What is needed is a copy of each line in the listing that contains "Unauthorized".

___ Data for analysis

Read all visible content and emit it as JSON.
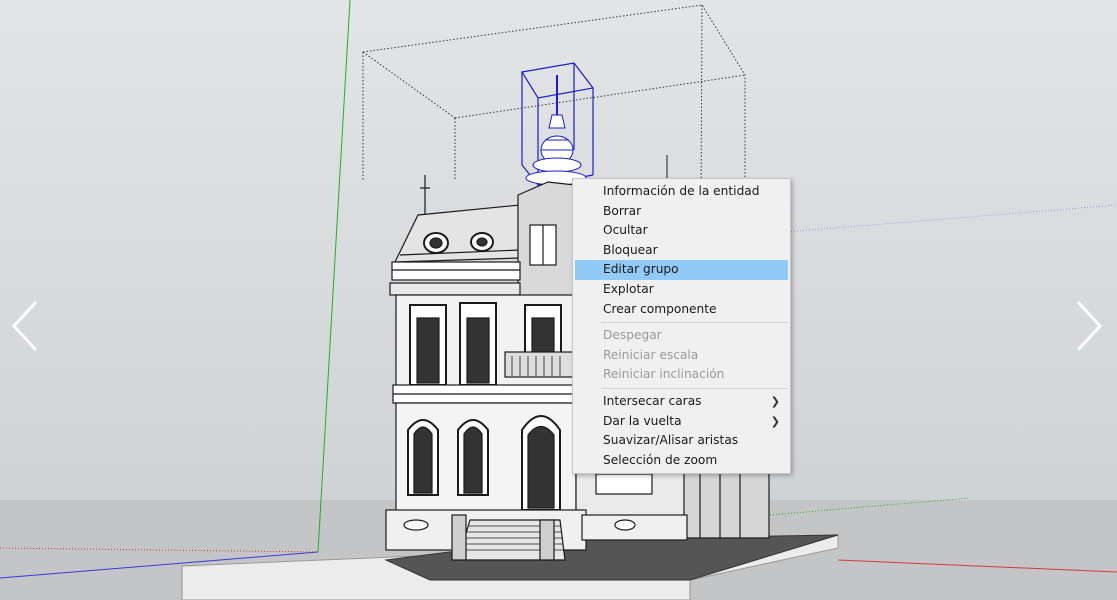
{
  "context_menu": {
    "groups": [
      [
        {
          "label": "Información de la entidad",
          "state": "normal"
        },
        {
          "label": "Borrar",
          "state": "normal"
        },
        {
          "label": "Ocultar",
          "state": "normal"
        },
        {
          "label": "Bloquear",
          "state": "normal"
        },
        {
          "label": "Editar grupo",
          "state": "highlighted"
        },
        {
          "label": "Explotar",
          "state": "normal"
        },
        {
          "label": "Crear componente",
          "state": "normal"
        }
      ],
      [
        {
          "label": "Despegar",
          "state": "disabled"
        },
        {
          "label": "Reiniciar escala",
          "state": "disabled"
        },
        {
          "label": "Reiniciar inclinación",
          "state": "disabled"
        }
      ],
      [
        {
          "label": "Intersecar caras",
          "state": "normal",
          "submenu": true
        },
        {
          "label": "Dar la vuelta",
          "state": "normal",
          "submenu": true
        },
        {
          "label": "Suavizar/Alisar aristas",
          "state": "normal"
        },
        {
          "label": "Selección de zoom",
          "state": "normal"
        }
      ]
    ],
    "highlight_color": "#91c9f7",
    "disabled_color": "#9a9a9a",
    "submenu_icon": "chevron-right-icon"
  },
  "viewport": {
    "sky_color": "#d9dcdf",
    "ground_color": "#c5c6c8",
    "selection_color": "#1c1ccf",
    "axis_colors": {
      "green": "#22b022",
      "red": "#d23b3b",
      "blue": "#3a3ad6"
    }
  },
  "navigation": {
    "prev_icon": "chevron-left-icon",
    "next_icon": "chevron-right-icon"
  }
}
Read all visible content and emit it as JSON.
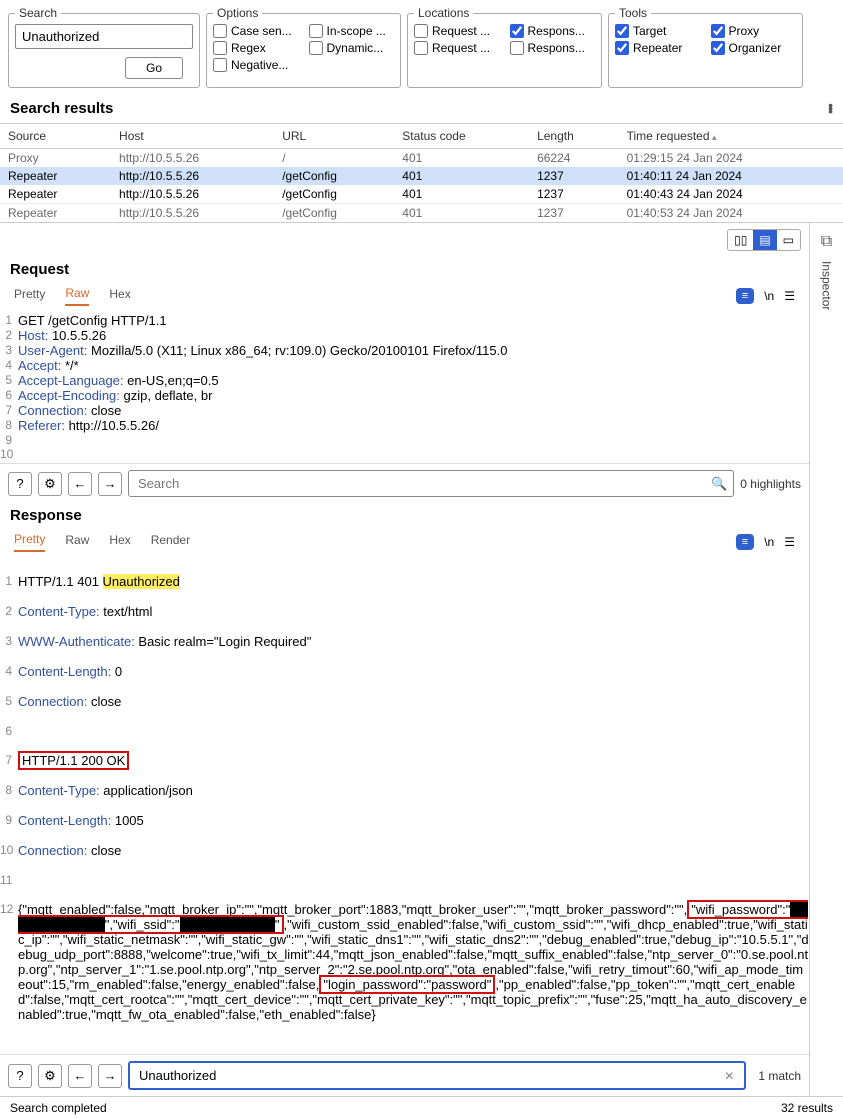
{
  "search": {
    "legend": "Search",
    "value": "Unauthorized",
    "go": "Go"
  },
  "options": {
    "legend": "Options",
    "items": [
      {
        "label": "Case sen...",
        "checked": false
      },
      {
        "label": "In-scope ...",
        "checked": false
      },
      {
        "label": "Regex",
        "checked": false
      },
      {
        "label": "Dynamic...",
        "checked": false
      },
      {
        "label": "Negative...",
        "checked": false
      }
    ]
  },
  "locations": {
    "legend": "Locations",
    "items": [
      {
        "label": "Request ...",
        "checked": false
      },
      {
        "label": "Respons...",
        "checked": true
      },
      {
        "label": "Request ...",
        "checked": false
      },
      {
        "label": "Respons...",
        "checked": false
      }
    ]
  },
  "tools": {
    "legend": "Tools",
    "items": [
      {
        "label": "Target",
        "checked": true
      },
      {
        "label": "Proxy",
        "checked": true
      },
      {
        "label": "Repeater",
        "checked": true
      },
      {
        "label": "Organizer",
        "checked": true
      }
    ]
  },
  "results_title": "Search results",
  "columns": [
    "Source",
    "Host",
    "URL",
    "Status code",
    "Length",
    "Time requested"
  ],
  "rows": [
    {
      "source": "Proxy",
      "host": "http://10.5.5.26",
      "url": "/",
      "status": "401",
      "length": "66224",
      "time": "01:29:15 24 Jan 2024",
      "cut_top": true
    },
    {
      "source": "Repeater",
      "host": "http://10.5.5.26",
      "url": "/getConfig",
      "status": "401",
      "length": "1237",
      "time": "01:40:11 24 Jan 2024",
      "selected": true
    },
    {
      "source": "Repeater",
      "host": "http://10.5.5.26",
      "url": "/getConfig",
      "status": "401",
      "length": "1237",
      "time": "01:40:43 24 Jan 2024"
    },
    {
      "source": "Repeater",
      "host": "http://10.5.5.26",
      "url": "/getConfig",
      "status": "401",
      "length": "1237",
      "time": "01:40:53 24 Jan 2024",
      "cut_bottom": true
    }
  ],
  "request": {
    "title": "Request",
    "tabs": [
      "Pretty",
      "Raw",
      "Hex"
    ],
    "active_tab": "Raw",
    "badge": "≡",
    "newline": "\\n",
    "lines": [
      {
        "n": "1",
        "t": "GET /getConfig HTTP/1.1"
      },
      {
        "n": "2",
        "h": "Host:",
        "v": " 10.5.5.26"
      },
      {
        "n": "3",
        "h": "User-Agent:",
        "v": " Mozilla/5.0 (X11; Linux x86_64; rv:109.0) Gecko/20100101 Firefox/115.0"
      },
      {
        "n": "4",
        "h": "Accept:",
        "v": " */*"
      },
      {
        "n": "5",
        "h": "Accept-Language:",
        "v": " en-US,en;q=0.5"
      },
      {
        "n": "6",
        "h": "Accept-Encoding:",
        "v": " gzip, deflate, br"
      },
      {
        "n": "7",
        "h": "Connection:",
        "v": " close"
      },
      {
        "n": "8",
        "h": "Referer:",
        "v": " http://10.5.5.26/"
      },
      {
        "n": "9",
        "t": ""
      },
      {
        "n": "10",
        "t": ""
      }
    ],
    "search_placeholder": "Search",
    "highlights_label": "0 highlights"
  },
  "response": {
    "title": "Response",
    "tabs": [
      "Pretty",
      "Raw",
      "Hex",
      "Render"
    ],
    "active_tab": "Pretty",
    "search_value": "Unauthorized",
    "match_label": "1 match"
  },
  "status": {
    "left": "Search completed",
    "right": "32 results"
  },
  "inspector_label": "Inspector"
}
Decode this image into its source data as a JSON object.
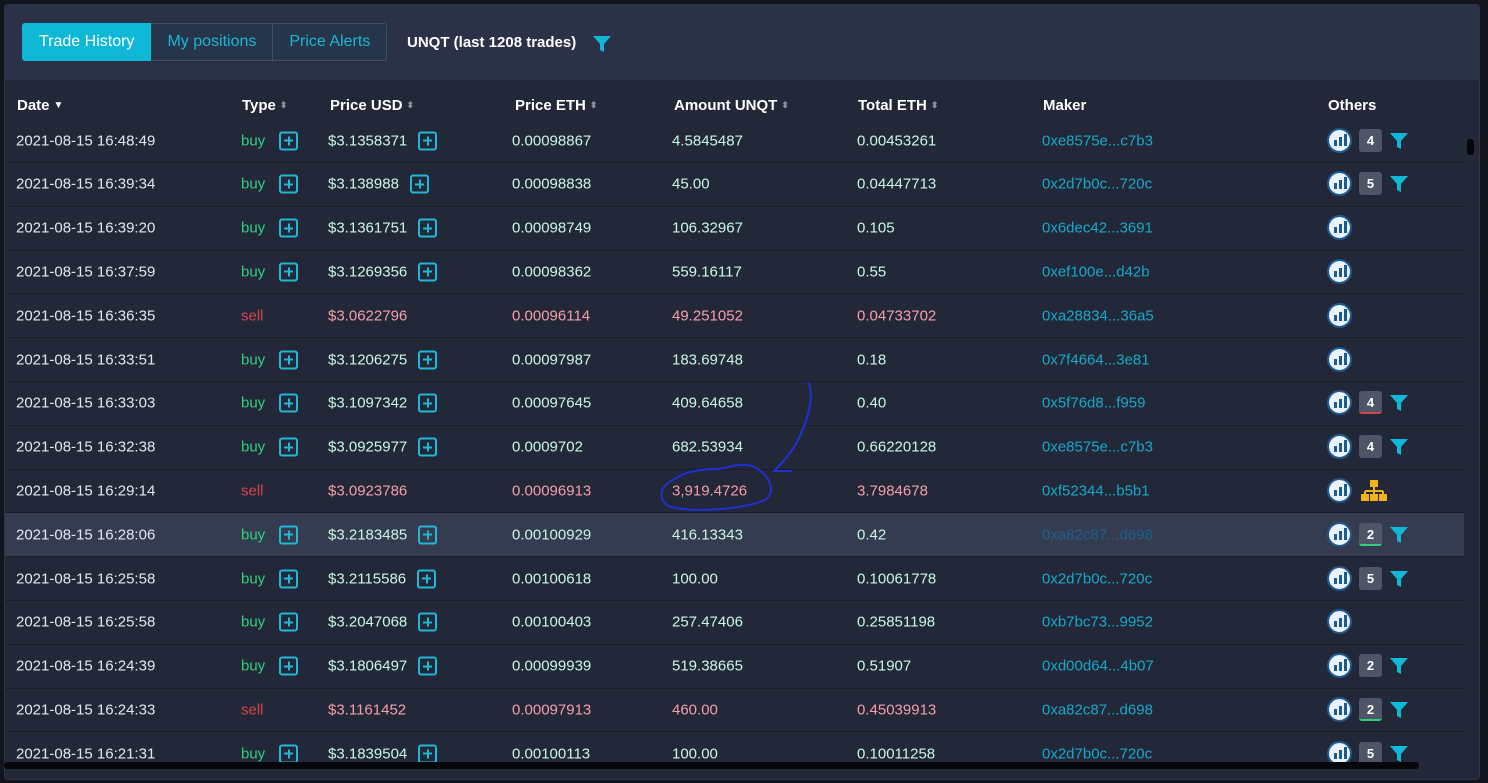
{
  "tabs": [
    {
      "label": "Trade History",
      "active": true
    },
    {
      "label": "My positions",
      "active": false
    },
    {
      "label": "Price Alerts",
      "active": false
    }
  ],
  "token_title": "UNQT (last 1208 trades)",
  "columns": {
    "date": "Date",
    "type": "Type",
    "price_usd": "Price USD",
    "price_eth": "Price ETH",
    "amount": "Amount UNQT",
    "total_eth": "Total ETH",
    "maker": "Maker",
    "others": "Others"
  },
  "rows": [
    {
      "date": "2021-08-15 16:48:49",
      "type": "buy",
      "price_usd": "$3.1358371",
      "price_eth": "0.00098867",
      "amount": "4.5845487",
      "total_eth": "0.00453261",
      "maker": "0xe8575e...c7b3",
      "badge": "4",
      "badge_line": "",
      "filter": true,
      "tree": false
    },
    {
      "date": "2021-08-15 16:39:34",
      "type": "buy",
      "price_usd": "$3.138988",
      "price_eth": "0.00098838",
      "amount": "45.00",
      "total_eth": "0.04447713",
      "maker": "0x2d7b0c...720c",
      "badge": "5",
      "badge_line": "",
      "filter": true,
      "tree": false
    },
    {
      "date": "2021-08-15 16:39:20",
      "type": "buy",
      "price_usd": "$3.1361751",
      "price_eth": "0.00098749",
      "amount": "106.32967",
      "total_eth": "0.105",
      "maker": "0x6dec42...3691",
      "badge": "",
      "badge_line": "",
      "filter": false,
      "tree": false
    },
    {
      "date": "2021-08-15 16:37:59",
      "type": "buy",
      "price_usd": "$3.1269356",
      "price_eth": "0.00098362",
      "amount": "559.16117",
      "total_eth": "0.55",
      "maker": "0xef100e...d42b",
      "badge": "",
      "badge_line": "",
      "filter": false,
      "tree": false
    },
    {
      "date": "2021-08-15 16:36:35",
      "type": "sell",
      "price_usd": "$3.0622796",
      "price_eth": "0.00096114",
      "amount": "49.251052",
      "total_eth": "0.04733702",
      "maker": "0xa28834...36a5",
      "badge": "",
      "badge_line": "",
      "filter": false,
      "tree": false
    },
    {
      "date": "2021-08-15 16:33:51",
      "type": "buy",
      "price_usd": "$3.1206275",
      "price_eth": "0.00097987",
      "amount": "183.69748",
      "total_eth": "0.18",
      "maker": "0x7f4664...3e81",
      "badge": "",
      "badge_line": "",
      "filter": false,
      "tree": false
    },
    {
      "date": "2021-08-15 16:33:03",
      "type": "buy",
      "price_usd": "$3.1097342",
      "price_eth": "0.00097645",
      "amount": "409.64658",
      "total_eth": "0.40",
      "maker": "0x5f76d8...f959",
      "badge": "4",
      "badge_line": "red",
      "filter": true,
      "tree": false
    },
    {
      "date": "2021-08-15 16:32:38",
      "type": "buy",
      "price_usd": "$3.0925977",
      "price_eth": "0.0009702",
      "amount": "682.53934",
      "total_eth": "0.66220128",
      "maker": "0xe8575e...c7b3",
      "badge": "4",
      "badge_line": "",
      "filter": true,
      "tree": false
    },
    {
      "date": "2021-08-15 16:29:14",
      "type": "sell",
      "price_usd": "$3.0923786",
      "price_eth": "0.00096913",
      "amount": "3,919.4726",
      "total_eth": "3.7984678",
      "maker": "0xf52344...b5b1",
      "badge": "",
      "badge_line": "",
      "filter": false,
      "tree": true
    },
    {
      "date": "2021-08-15 16:28:06",
      "type": "buy",
      "price_usd": "$3.2183485",
      "price_eth": "0.00100929",
      "amount": "416.13343",
      "total_eth": "0.42",
      "maker": "0xa82c87...d698",
      "badge": "2",
      "badge_line": "green",
      "filter": true,
      "tree": false,
      "highlight": true
    },
    {
      "date": "2021-08-15 16:25:58",
      "type": "buy",
      "price_usd": "$3.2115586",
      "price_eth": "0.00100618",
      "amount": "100.00",
      "total_eth": "0.10061778",
      "maker": "0x2d7b0c...720c",
      "badge": "5",
      "badge_line": "",
      "filter": true,
      "tree": false
    },
    {
      "date": "2021-08-15 16:25:58",
      "type": "buy",
      "price_usd": "$3.2047068",
      "price_eth": "0.00100403",
      "amount": "257.47406",
      "total_eth": "0.25851198",
      "maker": "0xb7bc73...9952",
      "badge": "",
      "badge_line": "",
      "filter": false,
      "tree": false
    },
    {
      "date": "2021-08-15 16:24:39",
      "type": "buy",
      "price_usd": "$3.1806497",
      "price_eth": "0.00099939",
      "amount": "519.38665",
      "total_eth": "0.51907",
      "maker": "0xd00d64...4b07",
      "badge": "2",
      "badge_line": "",
      "filter": true,
      "tree": false
    },
    {
      "date": "2021-08-15 16:24:33",
      "type": "sell",
      "price_usd": "$3.1161452",
      "price_eth": "0.00097913",
      "amount": "460.00",
      "total_eth": "0.45039913",
      "maker": "0xa82c87...d698",
      "badge": "2",
      "badge_line": "green",
      "filter": true,
      "tree": false
    },
    {
      "date": "2021-08-15 16:21:31",
      "type": "buy",
      "price_usd": "$3.1839504",
      "price_eth": "0.00100113",
      "amount": "100.00",
      "total_eth": "0.10011258",
      "maker": "0x2d7b0c...720c",
      "badge": "5",
      "badge_line": "",
      "filter": true,
      "tree": false
    }
  ],
  "colors": {
    "accent": "#10b8d8",
    "buy": "#2ed180",
    "sell": "#d6424f",
    "annotation": "#1f2fd6",
    "tree_icon": "#f2b21b"
  },
  "icons": {
    "title_filter": "filter-icon",
    "chart_badge": "chart-icon",
    "tree": "sitemap-icon"
  }
}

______

-- Output of the task --
    "value": "Unauthorized",
    "search_value": "Unauthorized",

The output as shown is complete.